Robert Rauschenberg

Robert Rauschenberg

Robert Rauschenberg (October 22, 1925 – May 12, 2008) was an innovative and highly influential American artist renowned for his groundbreaking work across various mediums. He is widely regarded as one of the leading figures of the Neo-Dada movement and a significant influence on the development of Pop Art.

Born Milton Ernest Rauschenberg in Port Arthur, Texas, he studied at the Kansas City Art Institute and the Académie Julian in Paris before settling at Black Mountain College in North Carolina, where he was taught by and worked alongside leading figures of the American avant-garde.

Rauschenberg was known for his experimental approach to art and his eagerness to break from traditional artistic practices. He worked in a broad range of media, including painting, sculpture, printmaking, photography, and performance. His “Combines”, a term he coined for his works that integrated painting and sculptural elements, are among his most celebrated works.

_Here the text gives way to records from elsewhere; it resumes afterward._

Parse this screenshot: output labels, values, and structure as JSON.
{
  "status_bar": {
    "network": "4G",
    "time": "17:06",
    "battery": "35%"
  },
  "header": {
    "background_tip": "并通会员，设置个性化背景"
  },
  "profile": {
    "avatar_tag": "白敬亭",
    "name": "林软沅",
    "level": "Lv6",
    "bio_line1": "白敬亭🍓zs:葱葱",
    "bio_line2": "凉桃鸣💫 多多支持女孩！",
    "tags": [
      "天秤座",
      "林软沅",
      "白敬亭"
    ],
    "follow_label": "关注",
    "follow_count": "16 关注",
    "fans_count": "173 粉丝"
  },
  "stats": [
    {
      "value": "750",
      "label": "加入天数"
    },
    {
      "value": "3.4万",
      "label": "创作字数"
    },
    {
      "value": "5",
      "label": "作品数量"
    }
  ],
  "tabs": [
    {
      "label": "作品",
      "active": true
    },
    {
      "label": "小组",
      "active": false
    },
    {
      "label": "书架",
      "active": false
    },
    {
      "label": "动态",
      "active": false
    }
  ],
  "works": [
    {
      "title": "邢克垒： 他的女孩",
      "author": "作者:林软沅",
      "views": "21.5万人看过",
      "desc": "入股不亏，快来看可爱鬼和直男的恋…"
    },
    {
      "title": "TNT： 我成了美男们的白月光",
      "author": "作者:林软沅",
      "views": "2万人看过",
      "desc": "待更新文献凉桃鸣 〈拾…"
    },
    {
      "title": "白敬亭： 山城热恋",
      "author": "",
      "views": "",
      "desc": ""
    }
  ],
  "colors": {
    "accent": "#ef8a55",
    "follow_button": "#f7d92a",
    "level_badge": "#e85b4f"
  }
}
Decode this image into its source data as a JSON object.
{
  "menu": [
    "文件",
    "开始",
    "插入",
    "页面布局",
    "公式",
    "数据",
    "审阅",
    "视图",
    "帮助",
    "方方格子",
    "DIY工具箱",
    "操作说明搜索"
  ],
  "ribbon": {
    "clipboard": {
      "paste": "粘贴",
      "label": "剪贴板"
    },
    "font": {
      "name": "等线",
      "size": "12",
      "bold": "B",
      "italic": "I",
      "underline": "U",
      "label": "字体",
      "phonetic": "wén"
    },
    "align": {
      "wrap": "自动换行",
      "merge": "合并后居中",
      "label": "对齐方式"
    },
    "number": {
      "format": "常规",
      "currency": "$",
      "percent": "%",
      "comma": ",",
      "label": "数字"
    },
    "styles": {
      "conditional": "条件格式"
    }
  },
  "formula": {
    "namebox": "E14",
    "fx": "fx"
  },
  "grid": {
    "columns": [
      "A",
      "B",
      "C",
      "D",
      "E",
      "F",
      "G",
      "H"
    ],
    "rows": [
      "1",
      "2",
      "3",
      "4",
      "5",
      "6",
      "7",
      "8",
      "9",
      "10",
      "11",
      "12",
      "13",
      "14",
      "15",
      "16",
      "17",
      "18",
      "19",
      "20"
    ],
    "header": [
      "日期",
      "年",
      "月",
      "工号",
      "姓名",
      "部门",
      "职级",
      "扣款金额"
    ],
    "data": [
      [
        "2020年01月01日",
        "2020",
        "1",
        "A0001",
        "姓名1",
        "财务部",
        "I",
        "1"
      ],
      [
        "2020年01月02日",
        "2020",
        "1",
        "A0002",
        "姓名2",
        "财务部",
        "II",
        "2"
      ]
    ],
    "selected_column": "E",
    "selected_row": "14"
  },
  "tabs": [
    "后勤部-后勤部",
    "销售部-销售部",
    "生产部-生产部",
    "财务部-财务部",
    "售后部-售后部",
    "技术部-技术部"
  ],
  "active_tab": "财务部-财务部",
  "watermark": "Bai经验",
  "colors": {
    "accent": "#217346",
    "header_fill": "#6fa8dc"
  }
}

These works blurred the lines between art and everyday objects and often incorporated found materials, highlighting his interest in the interplay between art and life.

Notable Combines include “Bed” (1955), in which he applied paint to a quilt, sheet, and pillow, and “Monogram” (1955-59), featuring a stuffed angora goat encircled by a tire atop a painted panel. These works challenged the conventions of the art world and helped to redefine what could be considered art.

Throughout his career, Rauschenberg engaged in collaborative efforts. He was one of the co-founders of the interdisciplinary performance group “Experiments in Art and Technology” in 1966, and he worked closely with choreographers, musicians, and engineers. His work in the performance art sector, particularly his collaborations with choreographer Merce Cunningham and composer John Cage, further emphasized his innovative, boundary-pushing spirit.

Rauschenberg’s influential career spanned six decades, during which time he continually expanded his creative practice, pushing the boundaries of what was possible in visual art. His innovative approach and willingness to challenge conventions have left an indelible mark on the art world, influencing countless artists and shaping the course of contemporary art. He passed away in 2008 on Captiva Island, Florida, where he had maintained his residence and studio since the late 1960s.